plotq2(x1,h,tf)
plotq2(x2,h,tf)
plotq2(x3,h,tf)
legend(["small angle + quazi-static","small angle", "Full Dynamics" ]) Out:
PyObject <matplotlib.legend.Legend object at 0x00000000548853C8>
In :
figure(figsize=(12,4))
plotu(u1)
plotu(u2)
plotu(u3)
legend(["small angle + quazi-static","small angle", "Full Dynamics" ]) Out:
PyObject <matplotlib.legend.Legend object at 0x0000000056681F98>

### Test Case 2) $x_0 = [0, \pi, 0, 0]'$ ; $x_f = [3, \pi, 0, 0]'$¶

visualization of test case 2 performed on full dynamics model
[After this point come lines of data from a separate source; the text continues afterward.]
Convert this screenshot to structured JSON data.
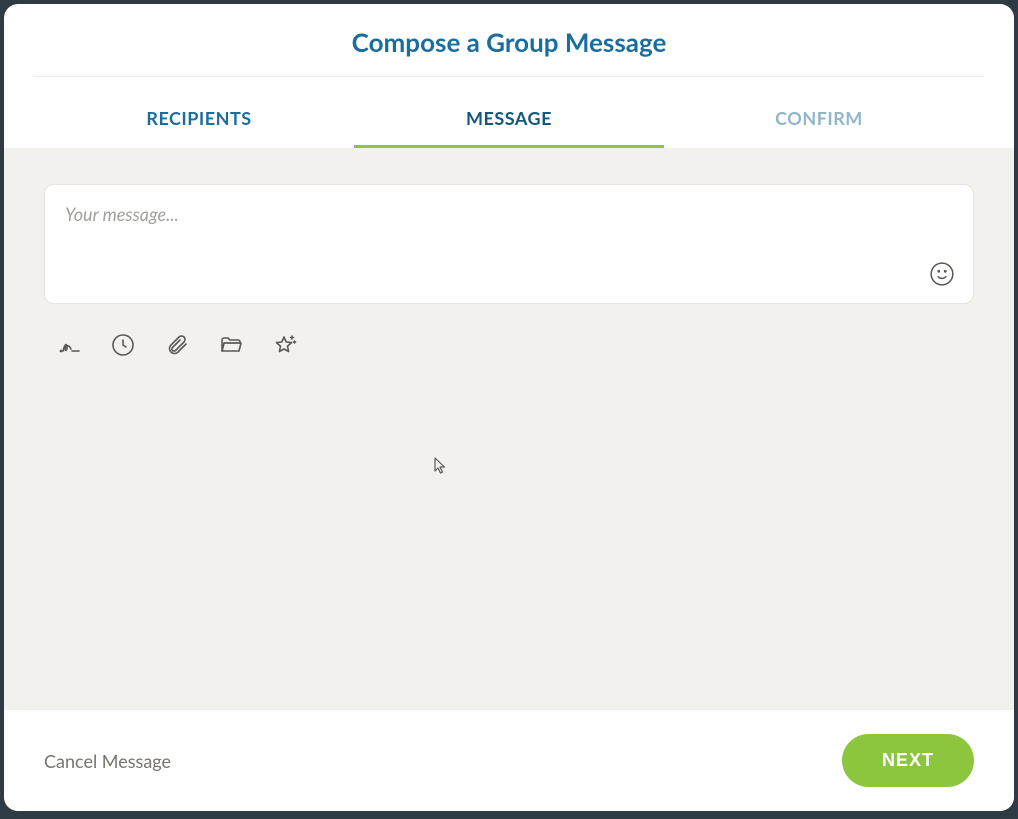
{
  "header": {
    "title": "Compose a Group Message"
  },
  "tabs": {
    "recipients": "RECIPIENTS",
    "message": "MESSAGE",
    "confirm": "CONFIRM"
  },
  "composer": {
    "placeholder": "Your message...",
    "value": ""
  },
  "icons": {
    "signature": "signature-icon",
    "schedule": "clock-icon",
    "attachment": "paperclip-icon",
    "folder": "folder-icon",
    "sparkle": "sparkle-star-icon",
    "emoji": "smile-icon"
  },
  "footer": {
    "cancel": "Cancel Message",
    "next": "NEXT"
  }
}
In this test case, the system is moving about a unstable equilibrium point at $q_2 = \pi$, meaning that any displacement in $q_2$ results in a restoring torque due to gravity. Because the total time execution is long for the given distance (3meters), average velocity of the cart kept low, and angular deviation of $q_2$ is small. In addition, the angular velocity of q2 is kept at a minimum. This leads to the prediction that the linearized model, which makes both small angle and quazi-static assumptions, and the intermediate model, with small angle assumptions, should produce accurate results for this test case.

We tested a constrained and unconstrained version of this problem. All three cases were solved in the unconstrained case. However only the full dynamics were able to be solved in the constrained case shown above.

### Unconstrained¶

In :
#define initial and final states
x0 = [0 pi 0 0]'
xf = [3 pi 0 0]'
tf = 3 ; h = .01

#evaluate each model
u1,x1,xdot1 =  SolvLinearizedCartPole(x0, xf, tf, h ; q2const = false , itype = "Trap")
u2,x2,xdot2 =  SolvNonStaticCartPole(x0, xf, tf, h ; q2const = false,  itype = "Trap")
u3,x3,xdot3 =  SolvFullCartPole(x0, xf, tf, h;  q2const = false, xStart="None" , itype= "Trap");

Academic license - for non-commercial use only

In :
#plot q1 vs. time
figure(figsize=(12,4))
plotq1(x1,h,tf)
plotq1(x2,h,tf)
plotq1(x3,h,tf)
legend(["small angle + quazi-static","small angle", "Full Dynamics" ])
figure(figsize=(12,4))
plotq2(x1,h,tf)
plotq2(x2,h,tf)
plotq2(x3,h,tf)
legend(["small angle + quazi-static","small angle", "Full Dynamics" ])  Out:
PyObject <matplotlib.legend.Legend object at 0x00000000A62ED080>
In :
figure(figsize=(12,4))
plotXY(x1)
legend(["Linearized and Quasistatic Model"])
figure(figsize=(12,4))
plotXY(x2)
legend(["Linearized Model"])
figure(figsize=(12,4))
plotXY(x3)
legend(["Full Dynamics"])